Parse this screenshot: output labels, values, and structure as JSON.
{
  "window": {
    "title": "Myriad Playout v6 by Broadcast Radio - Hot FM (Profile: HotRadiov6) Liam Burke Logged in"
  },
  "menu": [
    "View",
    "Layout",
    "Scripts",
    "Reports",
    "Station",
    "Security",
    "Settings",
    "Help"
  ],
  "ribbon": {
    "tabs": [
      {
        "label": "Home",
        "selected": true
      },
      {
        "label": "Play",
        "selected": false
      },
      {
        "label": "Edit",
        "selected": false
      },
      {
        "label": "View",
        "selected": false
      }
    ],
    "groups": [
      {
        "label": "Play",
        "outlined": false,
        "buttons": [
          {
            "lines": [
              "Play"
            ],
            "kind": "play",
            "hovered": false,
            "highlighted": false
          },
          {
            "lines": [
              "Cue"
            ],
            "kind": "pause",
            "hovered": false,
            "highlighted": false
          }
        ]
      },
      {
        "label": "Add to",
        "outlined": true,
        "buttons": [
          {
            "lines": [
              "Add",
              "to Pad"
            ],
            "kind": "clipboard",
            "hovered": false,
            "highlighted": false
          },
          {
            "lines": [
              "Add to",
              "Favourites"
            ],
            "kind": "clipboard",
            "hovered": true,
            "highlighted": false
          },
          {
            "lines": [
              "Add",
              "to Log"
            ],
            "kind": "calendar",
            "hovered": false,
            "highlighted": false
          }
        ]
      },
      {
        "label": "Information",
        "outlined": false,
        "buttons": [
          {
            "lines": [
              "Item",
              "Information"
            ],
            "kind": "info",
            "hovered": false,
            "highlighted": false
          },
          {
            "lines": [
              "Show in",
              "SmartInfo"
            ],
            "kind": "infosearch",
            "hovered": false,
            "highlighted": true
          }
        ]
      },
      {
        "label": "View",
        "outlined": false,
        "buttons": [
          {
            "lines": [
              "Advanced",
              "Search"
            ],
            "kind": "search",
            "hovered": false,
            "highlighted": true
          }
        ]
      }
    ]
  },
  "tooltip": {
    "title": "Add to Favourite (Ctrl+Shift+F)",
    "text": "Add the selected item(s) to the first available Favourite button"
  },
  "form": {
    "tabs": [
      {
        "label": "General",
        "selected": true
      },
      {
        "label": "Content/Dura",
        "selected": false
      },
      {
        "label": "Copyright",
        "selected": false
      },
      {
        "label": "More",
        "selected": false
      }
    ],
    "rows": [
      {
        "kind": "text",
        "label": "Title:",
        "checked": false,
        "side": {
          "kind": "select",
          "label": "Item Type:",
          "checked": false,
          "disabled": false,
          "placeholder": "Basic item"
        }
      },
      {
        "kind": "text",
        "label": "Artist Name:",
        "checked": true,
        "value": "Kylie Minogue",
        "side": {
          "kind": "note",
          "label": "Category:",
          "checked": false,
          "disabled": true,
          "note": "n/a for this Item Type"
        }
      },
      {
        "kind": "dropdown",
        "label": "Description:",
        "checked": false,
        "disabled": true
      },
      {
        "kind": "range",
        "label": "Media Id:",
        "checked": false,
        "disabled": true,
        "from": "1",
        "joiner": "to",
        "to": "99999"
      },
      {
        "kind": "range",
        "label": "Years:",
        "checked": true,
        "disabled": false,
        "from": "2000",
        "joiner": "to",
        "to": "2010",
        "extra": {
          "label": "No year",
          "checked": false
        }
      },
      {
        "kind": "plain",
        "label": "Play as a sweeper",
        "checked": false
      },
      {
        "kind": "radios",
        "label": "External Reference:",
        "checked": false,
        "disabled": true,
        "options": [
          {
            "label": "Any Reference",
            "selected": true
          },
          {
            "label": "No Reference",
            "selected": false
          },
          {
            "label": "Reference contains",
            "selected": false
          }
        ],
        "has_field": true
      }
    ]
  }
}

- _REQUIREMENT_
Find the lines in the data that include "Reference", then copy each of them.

- _WRITTEN RESPONSE_
        "label": "External Reference:",
            "label": "Any Reference",
            "label": "No Reference",
            "label": "Reference contains",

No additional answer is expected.